Reviewed by Oct 05, 2020| Updated on
Netting involves setting off of the value of multiple positions or payables between two or more parties. It ascertains the party who owed obligation in a multi-party agreement. Netting is a broad concept that has several more specific uses, also in the financial markets.
Netting refers to a method of risk reduction in financial contracts by connecting or aggregating multiple financial obligations to arrive at the amount of net obligation. Netting is adopted to decrease the settlement, credit, and other financial risks between two or more participants.
Netting is usually used in trading, where a stock trader can offset a position in one scrip or currency with another position. The objective of netting is to offset losses in one position with profits in another. For instance, if an investor has gone short on 35 shares of a security and taken a long position on 100 shares of the same security, the net position is long on 65 shares.
Netting is also applied when a company files for insolvency and bankruptcy. The parties' net the balances owed to each other. It is also called a set-off clause or set-off law.
A company carrying out business with a defaulting company may offset any liability they owe the defaulting company with the receivable due from them. The balance represents the total amount owed by them or to them, which can be utilised during the insolvency proceedings.
In other cases, companies use netting to simplify third-party invoices. It ultimately reduces multiple invoices into a single one. For instance, several divisions in a big transport company purchase paper from a particular supplier, and likewise, the supplier also uses the same transport company to make sales.
By netting the amount owed by the party with each other, a single invoice can be created for the company that has the balance outstanding. This method can also be adopted while transferring funds between two subsidiaries.
Netting helps in saving more time and money by reducing the number of transactions per month that needs billing. It cuts down the transactions just to a single payment. It also limits the number of foreign exchange transactions as the number of fund flows decreases for banks.
The four types of netting are listed below:
(1) Close-Out Netting
Close-out netting occurs after default. In other words, when a party fails to make repayments, transactions between the parties are netted for a single amount payable by only one party.
(2) Settlement Netting
Settlement netting consolidates the amount due among parties and offsets the cash flows into a single payment. The party only exchanges the net difference in the total amounts with the net owed obligation.
(3) Netting by Novation
Novation netting refers to the cancellation of offsetting swaps. It replaces them with new obligations on calculating the net amount, where two companies have obligations to each other on the settlement date.

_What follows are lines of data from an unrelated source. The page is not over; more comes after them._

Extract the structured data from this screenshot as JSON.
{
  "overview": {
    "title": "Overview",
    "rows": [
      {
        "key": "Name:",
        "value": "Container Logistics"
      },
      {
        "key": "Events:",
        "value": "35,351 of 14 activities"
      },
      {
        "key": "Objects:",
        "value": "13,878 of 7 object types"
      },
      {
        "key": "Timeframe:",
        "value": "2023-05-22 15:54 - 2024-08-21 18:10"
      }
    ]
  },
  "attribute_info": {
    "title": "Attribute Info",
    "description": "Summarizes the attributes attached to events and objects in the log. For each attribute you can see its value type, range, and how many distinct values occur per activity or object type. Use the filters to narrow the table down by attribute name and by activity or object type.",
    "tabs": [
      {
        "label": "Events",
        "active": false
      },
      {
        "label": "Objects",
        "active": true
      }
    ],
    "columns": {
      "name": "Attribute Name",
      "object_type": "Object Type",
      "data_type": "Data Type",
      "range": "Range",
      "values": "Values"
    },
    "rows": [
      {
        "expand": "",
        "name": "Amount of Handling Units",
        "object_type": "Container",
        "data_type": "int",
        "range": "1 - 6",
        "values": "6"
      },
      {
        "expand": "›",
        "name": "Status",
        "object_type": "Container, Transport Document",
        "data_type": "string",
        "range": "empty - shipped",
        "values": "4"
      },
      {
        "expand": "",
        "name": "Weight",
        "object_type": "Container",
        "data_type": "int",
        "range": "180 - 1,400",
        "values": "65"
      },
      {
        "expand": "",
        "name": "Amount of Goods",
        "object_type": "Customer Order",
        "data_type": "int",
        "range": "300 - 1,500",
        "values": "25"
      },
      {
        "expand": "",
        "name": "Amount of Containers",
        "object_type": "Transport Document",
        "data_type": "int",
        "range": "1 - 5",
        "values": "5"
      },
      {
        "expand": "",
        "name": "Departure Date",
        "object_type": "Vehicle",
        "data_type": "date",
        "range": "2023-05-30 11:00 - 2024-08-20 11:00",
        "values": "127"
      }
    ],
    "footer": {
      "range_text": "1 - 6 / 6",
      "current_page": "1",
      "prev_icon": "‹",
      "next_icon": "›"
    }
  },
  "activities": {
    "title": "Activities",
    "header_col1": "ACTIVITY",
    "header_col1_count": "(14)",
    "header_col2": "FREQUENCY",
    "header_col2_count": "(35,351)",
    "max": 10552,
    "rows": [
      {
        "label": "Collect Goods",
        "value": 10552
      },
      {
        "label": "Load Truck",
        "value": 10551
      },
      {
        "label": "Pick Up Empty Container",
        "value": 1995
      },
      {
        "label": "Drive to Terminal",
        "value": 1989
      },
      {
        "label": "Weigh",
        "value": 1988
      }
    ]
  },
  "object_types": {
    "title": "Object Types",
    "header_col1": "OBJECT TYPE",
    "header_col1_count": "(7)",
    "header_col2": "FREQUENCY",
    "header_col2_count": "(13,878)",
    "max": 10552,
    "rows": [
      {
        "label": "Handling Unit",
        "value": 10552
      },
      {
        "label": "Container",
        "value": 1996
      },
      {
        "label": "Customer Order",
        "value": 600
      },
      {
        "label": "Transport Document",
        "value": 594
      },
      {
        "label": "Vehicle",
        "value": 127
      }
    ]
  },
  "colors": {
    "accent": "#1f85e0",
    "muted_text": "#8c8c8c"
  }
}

(4) Multilateral Netting
Multilateral netting refers to a form of netting involving more than two parties. A clearinghouse or central exchange often mediates in a multilateral netting event. It can also happen inside a company with multiple subsidiaries.